I could ask if you have ever made a spiritual decision after a church service, only to break it within twenty-four hours. But every honest Christian would answer that question the same—yes.
So what makes the difference between the decisions we keep and the decisions we let fall by the wayside? We could add more thoughts to this, but plain and simple, here are three ways to keep a spiritual decision:
1. Set a Visible Reminder
Setting a visible reminder might be recording the decision in your Bible. It may be creating a graphic for your computer desktop. Whatever it is, find a way to remind yourself of your commitment.
Throughout the Bible, God’s people often set memorial stones of remembrance to solidify their spiritual decisions. I don’t have piles of stones in my house, but I do have many reminders of decisions God has worked in my heart.
2. Seek Accountability
Private decisions often become neglected decisions. There is something about sharing your decision with another person—especially a spiritual authority—that strengthens your own resolve. When a person is unwilling to share their decision with another, they decrease their likelihood of follow through to almost zero.
Let mature Christians in your life know of the decisions you make. Christians who do this benefit from both the prayer and accountability of their spiritual leaders.
3. Follow through with Action
The altar at church is just the starting point—the launching pad—for spiritual growth and change. If a decision is to bear fruit, however, you must distill that decision into steps of action. (This is another great reason to share your decision with another mature Christian. They can often help you identify steps of follow through.)
The more specific your decision, the more clear will be your follow through. The more vague your decision, the less likely you are to follow through. For example, “I have decided to be more Christlike” does not leave you with a clear step of action. Identifying specifically in what area you need to be more Christlike may result in a clearer decision: “I have decided to have a regular prayer time.” Or “I have decided to faithfully attend church.” Those decisions are more clearly distilled into actionable steps.
When the Holy Spirit works in our hearts to convict us of sin and areas that we need to grow, we can be sure that He will give us the ability to make the necessary changes. Philippians 2:13 reminds us that a spiritual decision starts and ends with God’s grace: “For it is God which worketh in you both to will and to do of his good pleasure.”

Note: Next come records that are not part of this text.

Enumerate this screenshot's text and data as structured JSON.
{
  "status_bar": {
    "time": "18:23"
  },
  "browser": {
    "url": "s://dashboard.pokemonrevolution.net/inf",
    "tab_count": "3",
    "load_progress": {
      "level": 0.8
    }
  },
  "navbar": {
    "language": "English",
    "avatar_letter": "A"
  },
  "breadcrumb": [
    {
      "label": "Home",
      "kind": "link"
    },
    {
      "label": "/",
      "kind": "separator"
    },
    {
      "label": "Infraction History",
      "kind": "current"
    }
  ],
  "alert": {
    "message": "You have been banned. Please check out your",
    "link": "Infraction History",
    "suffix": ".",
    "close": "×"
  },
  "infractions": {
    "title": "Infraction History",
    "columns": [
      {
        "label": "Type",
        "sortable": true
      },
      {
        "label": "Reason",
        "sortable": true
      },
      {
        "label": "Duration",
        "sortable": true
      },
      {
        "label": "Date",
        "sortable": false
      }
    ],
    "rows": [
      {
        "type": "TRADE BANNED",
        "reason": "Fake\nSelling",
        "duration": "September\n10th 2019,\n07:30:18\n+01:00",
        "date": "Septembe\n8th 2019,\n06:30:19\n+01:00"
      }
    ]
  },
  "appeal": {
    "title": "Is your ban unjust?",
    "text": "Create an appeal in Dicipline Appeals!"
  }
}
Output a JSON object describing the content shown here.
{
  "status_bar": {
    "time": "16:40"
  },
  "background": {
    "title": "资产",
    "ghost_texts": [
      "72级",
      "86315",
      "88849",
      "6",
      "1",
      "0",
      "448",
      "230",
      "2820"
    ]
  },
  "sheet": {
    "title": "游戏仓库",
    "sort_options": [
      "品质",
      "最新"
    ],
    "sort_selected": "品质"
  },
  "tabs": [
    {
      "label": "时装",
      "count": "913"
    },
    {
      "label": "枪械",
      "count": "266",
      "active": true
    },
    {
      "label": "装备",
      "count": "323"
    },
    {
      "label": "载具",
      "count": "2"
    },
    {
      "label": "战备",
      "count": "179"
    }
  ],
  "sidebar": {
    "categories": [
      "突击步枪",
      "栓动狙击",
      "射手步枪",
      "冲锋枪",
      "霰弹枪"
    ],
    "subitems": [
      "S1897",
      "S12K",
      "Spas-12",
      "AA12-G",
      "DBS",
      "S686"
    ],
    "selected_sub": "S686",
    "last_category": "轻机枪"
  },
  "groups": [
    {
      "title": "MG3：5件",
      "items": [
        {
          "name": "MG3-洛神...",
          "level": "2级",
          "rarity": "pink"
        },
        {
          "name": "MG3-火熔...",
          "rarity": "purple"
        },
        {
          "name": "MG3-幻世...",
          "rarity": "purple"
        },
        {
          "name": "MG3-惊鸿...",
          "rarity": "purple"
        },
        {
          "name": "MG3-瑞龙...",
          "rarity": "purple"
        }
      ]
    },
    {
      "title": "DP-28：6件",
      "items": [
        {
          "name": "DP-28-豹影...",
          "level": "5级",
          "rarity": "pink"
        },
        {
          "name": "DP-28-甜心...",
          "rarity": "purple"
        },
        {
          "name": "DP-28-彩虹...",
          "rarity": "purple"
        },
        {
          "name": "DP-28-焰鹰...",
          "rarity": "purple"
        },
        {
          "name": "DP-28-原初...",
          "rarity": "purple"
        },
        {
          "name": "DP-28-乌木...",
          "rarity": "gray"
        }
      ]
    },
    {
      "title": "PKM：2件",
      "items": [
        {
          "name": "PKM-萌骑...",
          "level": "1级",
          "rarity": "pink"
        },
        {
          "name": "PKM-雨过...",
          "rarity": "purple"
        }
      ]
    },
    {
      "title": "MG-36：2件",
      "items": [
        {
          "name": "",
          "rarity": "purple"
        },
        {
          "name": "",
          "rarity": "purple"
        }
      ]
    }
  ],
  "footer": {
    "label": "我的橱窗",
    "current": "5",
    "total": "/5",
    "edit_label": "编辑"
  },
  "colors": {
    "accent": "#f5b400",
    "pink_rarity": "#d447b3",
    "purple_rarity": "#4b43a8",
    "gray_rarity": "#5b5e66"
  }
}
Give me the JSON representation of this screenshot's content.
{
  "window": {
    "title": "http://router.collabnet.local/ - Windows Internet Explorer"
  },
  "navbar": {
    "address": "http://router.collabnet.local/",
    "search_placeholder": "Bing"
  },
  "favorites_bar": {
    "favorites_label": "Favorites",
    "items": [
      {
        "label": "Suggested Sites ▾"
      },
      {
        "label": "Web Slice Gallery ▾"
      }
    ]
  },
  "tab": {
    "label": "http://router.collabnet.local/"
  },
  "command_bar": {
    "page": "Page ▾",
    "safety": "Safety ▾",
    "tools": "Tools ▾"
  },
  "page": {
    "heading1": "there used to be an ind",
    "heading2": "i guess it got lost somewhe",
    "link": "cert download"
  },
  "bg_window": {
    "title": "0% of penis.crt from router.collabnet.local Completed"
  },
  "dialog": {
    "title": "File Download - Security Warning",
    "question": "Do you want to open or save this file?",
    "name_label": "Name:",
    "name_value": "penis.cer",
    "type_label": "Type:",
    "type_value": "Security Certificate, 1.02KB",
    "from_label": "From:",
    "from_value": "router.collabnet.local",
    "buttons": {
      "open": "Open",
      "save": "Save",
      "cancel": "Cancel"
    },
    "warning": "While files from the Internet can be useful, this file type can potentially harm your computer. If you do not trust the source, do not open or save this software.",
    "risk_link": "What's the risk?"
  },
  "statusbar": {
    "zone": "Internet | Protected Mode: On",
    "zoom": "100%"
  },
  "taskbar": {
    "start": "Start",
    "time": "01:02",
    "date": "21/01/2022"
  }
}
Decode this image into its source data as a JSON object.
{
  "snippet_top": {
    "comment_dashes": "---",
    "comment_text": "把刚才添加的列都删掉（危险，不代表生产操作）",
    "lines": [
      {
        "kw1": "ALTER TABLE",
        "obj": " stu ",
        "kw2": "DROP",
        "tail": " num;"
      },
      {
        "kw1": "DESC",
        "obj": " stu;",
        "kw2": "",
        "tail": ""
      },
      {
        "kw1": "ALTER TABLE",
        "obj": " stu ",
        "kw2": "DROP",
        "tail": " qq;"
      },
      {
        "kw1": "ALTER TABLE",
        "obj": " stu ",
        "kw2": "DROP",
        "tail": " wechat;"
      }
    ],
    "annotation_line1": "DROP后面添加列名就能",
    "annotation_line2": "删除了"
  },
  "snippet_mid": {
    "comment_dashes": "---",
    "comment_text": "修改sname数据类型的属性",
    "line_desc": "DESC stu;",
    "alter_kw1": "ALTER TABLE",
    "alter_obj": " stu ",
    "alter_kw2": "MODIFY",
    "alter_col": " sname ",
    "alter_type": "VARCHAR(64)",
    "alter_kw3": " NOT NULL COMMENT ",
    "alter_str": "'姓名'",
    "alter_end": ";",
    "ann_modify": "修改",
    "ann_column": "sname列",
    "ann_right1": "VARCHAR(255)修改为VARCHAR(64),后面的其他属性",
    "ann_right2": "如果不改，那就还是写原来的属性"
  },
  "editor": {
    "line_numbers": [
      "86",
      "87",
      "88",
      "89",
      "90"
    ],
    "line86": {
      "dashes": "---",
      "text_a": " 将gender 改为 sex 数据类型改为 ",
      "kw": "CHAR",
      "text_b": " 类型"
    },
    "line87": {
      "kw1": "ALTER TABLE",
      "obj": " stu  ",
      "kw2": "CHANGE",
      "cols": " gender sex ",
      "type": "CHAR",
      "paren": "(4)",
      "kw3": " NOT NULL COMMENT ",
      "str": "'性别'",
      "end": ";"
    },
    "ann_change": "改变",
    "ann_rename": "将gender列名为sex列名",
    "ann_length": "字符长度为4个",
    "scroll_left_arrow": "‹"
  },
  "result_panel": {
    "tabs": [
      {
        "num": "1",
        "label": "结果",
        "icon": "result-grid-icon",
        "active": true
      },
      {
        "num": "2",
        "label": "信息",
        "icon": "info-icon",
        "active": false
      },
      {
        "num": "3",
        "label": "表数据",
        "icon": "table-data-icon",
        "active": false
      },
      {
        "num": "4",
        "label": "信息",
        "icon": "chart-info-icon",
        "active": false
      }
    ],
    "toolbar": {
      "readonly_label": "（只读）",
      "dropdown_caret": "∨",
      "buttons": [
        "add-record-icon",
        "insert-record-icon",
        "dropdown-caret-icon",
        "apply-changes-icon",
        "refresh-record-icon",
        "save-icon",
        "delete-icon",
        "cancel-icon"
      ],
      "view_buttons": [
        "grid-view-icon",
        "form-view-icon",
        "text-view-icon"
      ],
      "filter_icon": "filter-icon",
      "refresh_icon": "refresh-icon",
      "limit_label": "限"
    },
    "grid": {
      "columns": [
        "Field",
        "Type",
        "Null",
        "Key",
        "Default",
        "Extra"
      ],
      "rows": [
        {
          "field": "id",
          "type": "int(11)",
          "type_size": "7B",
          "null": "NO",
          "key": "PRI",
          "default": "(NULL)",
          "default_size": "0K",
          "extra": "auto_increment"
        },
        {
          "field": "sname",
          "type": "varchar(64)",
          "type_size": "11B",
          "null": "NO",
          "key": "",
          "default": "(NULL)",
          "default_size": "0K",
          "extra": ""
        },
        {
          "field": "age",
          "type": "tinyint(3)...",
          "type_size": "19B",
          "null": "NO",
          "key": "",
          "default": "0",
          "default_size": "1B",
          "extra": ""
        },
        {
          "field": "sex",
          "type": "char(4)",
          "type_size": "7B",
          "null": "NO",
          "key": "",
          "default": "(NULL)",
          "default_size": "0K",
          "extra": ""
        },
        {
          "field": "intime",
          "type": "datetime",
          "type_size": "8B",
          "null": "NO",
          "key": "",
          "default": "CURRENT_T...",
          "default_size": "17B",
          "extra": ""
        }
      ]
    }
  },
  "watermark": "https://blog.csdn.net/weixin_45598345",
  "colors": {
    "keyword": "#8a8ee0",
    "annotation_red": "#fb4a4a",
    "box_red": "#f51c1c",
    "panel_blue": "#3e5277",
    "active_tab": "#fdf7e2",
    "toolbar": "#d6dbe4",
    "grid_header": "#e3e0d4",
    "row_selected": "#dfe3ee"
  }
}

Reminders, accountability, and action steps help us to purposefully seek God’s work of grace in our lives and to work with Him in what He is doing in our hearts.